Information given Block Start

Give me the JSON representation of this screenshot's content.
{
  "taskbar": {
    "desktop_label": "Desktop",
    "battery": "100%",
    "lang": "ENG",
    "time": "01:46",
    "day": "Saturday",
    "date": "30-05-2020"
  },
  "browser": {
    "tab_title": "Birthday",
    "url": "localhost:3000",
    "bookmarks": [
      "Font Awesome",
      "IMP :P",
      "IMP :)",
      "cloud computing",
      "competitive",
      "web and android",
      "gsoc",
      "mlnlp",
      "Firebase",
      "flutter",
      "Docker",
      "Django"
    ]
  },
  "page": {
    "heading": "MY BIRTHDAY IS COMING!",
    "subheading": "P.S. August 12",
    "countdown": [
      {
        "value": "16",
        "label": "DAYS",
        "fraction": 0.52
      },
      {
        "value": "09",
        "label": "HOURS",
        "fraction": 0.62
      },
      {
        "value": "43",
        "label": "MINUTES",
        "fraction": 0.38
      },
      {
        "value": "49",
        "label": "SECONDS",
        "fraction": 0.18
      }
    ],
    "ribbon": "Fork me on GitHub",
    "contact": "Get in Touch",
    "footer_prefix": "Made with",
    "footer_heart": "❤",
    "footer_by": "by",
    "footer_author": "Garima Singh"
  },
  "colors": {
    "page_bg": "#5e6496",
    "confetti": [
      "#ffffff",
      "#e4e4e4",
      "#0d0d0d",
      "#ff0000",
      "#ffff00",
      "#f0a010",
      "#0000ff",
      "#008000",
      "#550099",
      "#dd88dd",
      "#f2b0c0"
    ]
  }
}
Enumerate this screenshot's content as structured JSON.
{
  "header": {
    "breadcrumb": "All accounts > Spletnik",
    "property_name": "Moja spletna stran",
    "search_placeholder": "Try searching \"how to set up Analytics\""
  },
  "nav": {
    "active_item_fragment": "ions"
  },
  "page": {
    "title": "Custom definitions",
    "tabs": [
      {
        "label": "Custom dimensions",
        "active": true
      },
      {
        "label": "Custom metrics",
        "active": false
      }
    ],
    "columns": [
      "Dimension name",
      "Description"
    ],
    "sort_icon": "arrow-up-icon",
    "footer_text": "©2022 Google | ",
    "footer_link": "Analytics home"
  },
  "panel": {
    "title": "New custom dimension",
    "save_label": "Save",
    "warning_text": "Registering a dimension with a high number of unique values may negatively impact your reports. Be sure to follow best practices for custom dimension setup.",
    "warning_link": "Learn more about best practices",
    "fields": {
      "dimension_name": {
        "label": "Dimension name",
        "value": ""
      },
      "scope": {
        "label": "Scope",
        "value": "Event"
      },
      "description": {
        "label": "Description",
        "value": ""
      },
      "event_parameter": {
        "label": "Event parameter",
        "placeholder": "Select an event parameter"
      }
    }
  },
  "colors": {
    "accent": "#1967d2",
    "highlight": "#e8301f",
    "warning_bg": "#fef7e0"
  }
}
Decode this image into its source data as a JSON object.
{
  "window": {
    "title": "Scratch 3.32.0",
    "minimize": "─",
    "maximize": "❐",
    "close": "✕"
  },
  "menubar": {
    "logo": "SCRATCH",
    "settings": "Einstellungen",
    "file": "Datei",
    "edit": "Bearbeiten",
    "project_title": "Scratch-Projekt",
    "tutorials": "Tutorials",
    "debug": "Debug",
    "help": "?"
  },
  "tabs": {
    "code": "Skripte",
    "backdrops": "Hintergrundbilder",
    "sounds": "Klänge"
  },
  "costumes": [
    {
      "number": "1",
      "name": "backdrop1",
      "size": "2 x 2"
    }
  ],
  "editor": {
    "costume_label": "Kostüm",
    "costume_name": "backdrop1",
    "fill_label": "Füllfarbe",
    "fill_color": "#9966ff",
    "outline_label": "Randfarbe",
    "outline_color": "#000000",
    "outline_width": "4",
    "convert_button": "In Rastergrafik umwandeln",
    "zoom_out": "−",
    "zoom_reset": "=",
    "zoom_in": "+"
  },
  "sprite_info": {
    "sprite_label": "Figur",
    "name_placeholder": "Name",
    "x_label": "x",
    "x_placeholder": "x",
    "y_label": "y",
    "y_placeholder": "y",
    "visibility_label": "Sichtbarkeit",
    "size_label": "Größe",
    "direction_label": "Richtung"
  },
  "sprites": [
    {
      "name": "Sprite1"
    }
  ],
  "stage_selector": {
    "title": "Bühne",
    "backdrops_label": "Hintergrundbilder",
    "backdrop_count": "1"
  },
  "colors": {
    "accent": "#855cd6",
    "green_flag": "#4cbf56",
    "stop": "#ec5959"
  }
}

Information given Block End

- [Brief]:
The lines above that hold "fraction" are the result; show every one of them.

- [Result for this exercise]:
        "fraction": 0.52
        "fraction": 0.62
        "fraction": 0.38
        "fraction": 0.18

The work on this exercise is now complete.